Date: 24 January 2019 By: Jo Robinson
The Minister of Home Affairs, Siyabonga Cwele, announced at a media briefing on 20 January that visitors to South Africa had increased by 0.61% from last year overall. He said that the figure of 6 852 972 people who had entered the country’s various border posts was mainly made up of foreign tourists but included those travelling for education or business.
Cwele said that the Beit Bridge border post had seen the second-highest number of travel volumes in the country after the Oliver Tambo International Airport, with 884 992 visitors crossing there into South Africa between 1 December 2018 and 15 January 2019.
The assistant regional immigration officer in charge of Beit Bridge Zimbabwe, Mr Nqobile Ncube, told that country’s newspaper The Herald that they were clearing an average of between 14 000 and 30 000 visitors daily, both in and out of their country. He said that, following a new system of separating traffic into pedestrians, motorists, buses, commercial vehicles and visitors, things were flowing speedily.
No figures for unofficial entries from Zimbabwe into South Africa and vice versa exist. However, if reports are any indication, informal border crossing is not difficult. In November last year, three trips to the border post led by the DA’s spokesperson on immigration, Jacques Julius, revealed open gates large enough to allow trucks through and broken fences, as well as regular routes for the illegal collection and spending of SASSA grants and the transporting of stolen vehicles. Some reports commend the use of plain-clothes immigration officials, while others complain about criminals posing as plain-clothes immigration officials, especially on the Zimbabwean side of the border. People complain that the payment of bribes to the legal and illegal alike has become the order of the day at Beit Bridge.

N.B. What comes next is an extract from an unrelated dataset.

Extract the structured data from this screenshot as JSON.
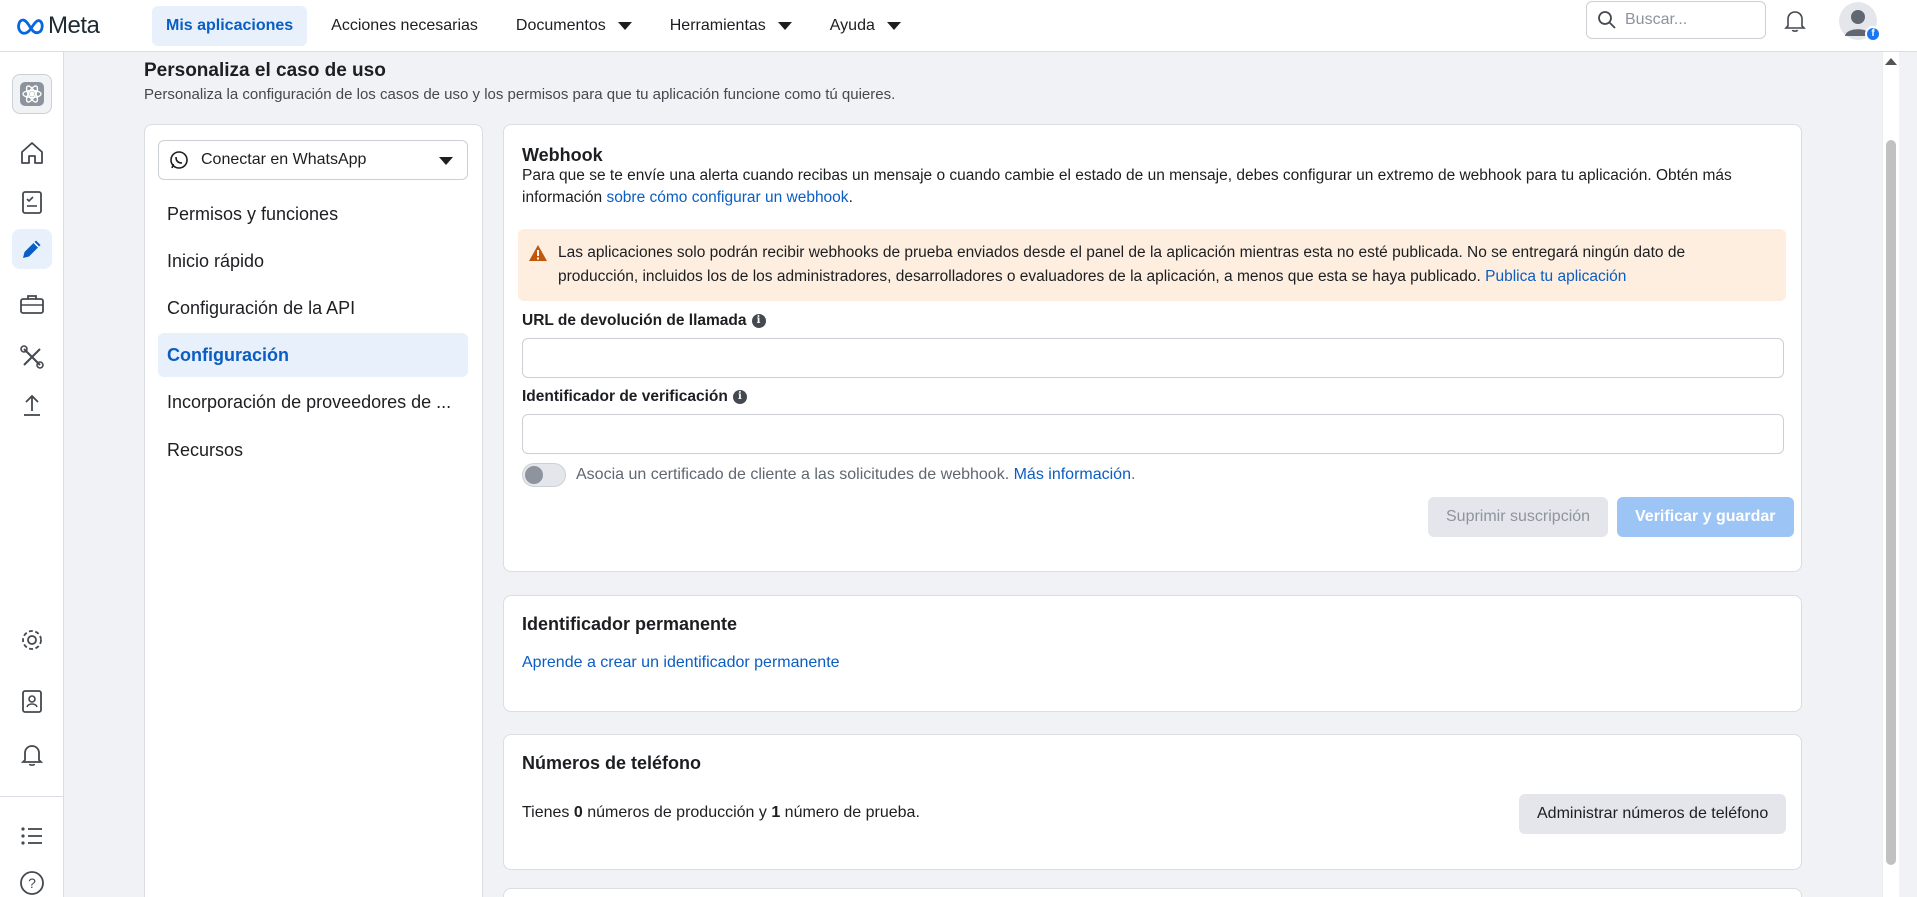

One traveller hoping for a holiday with his family in Zimbabwe had his new twin-cab bakkie confiscated by Customs and Excise instead, after he had paid an unofficial “clearing agent” to process his vehicle’s temporary import paperwork. He now faces a long and costly procedure to get it back, if he can do so at all. With both criminals and actual immigration officials wearing plain clothes approaching travellers waiting either in their vehicles or on foot in queues, criminals of all kinds are enjoying easy pickings. Travellers are afraid of offending real border officials, and so they follow the instructions of crooks, only to find themselves in trouble regardless. From petty thievery to grand theft, travellers both to and from Zimbabwe should be absolutely sure that they are dealing with legitimate officials and consider carefully before handing over either personal documentation or cash.
Jo joined the Zoutpansberger and Limpopo Mirror in 2018 pursuing a career in journalism after many years of writing fiction and non-fiction for other sectors.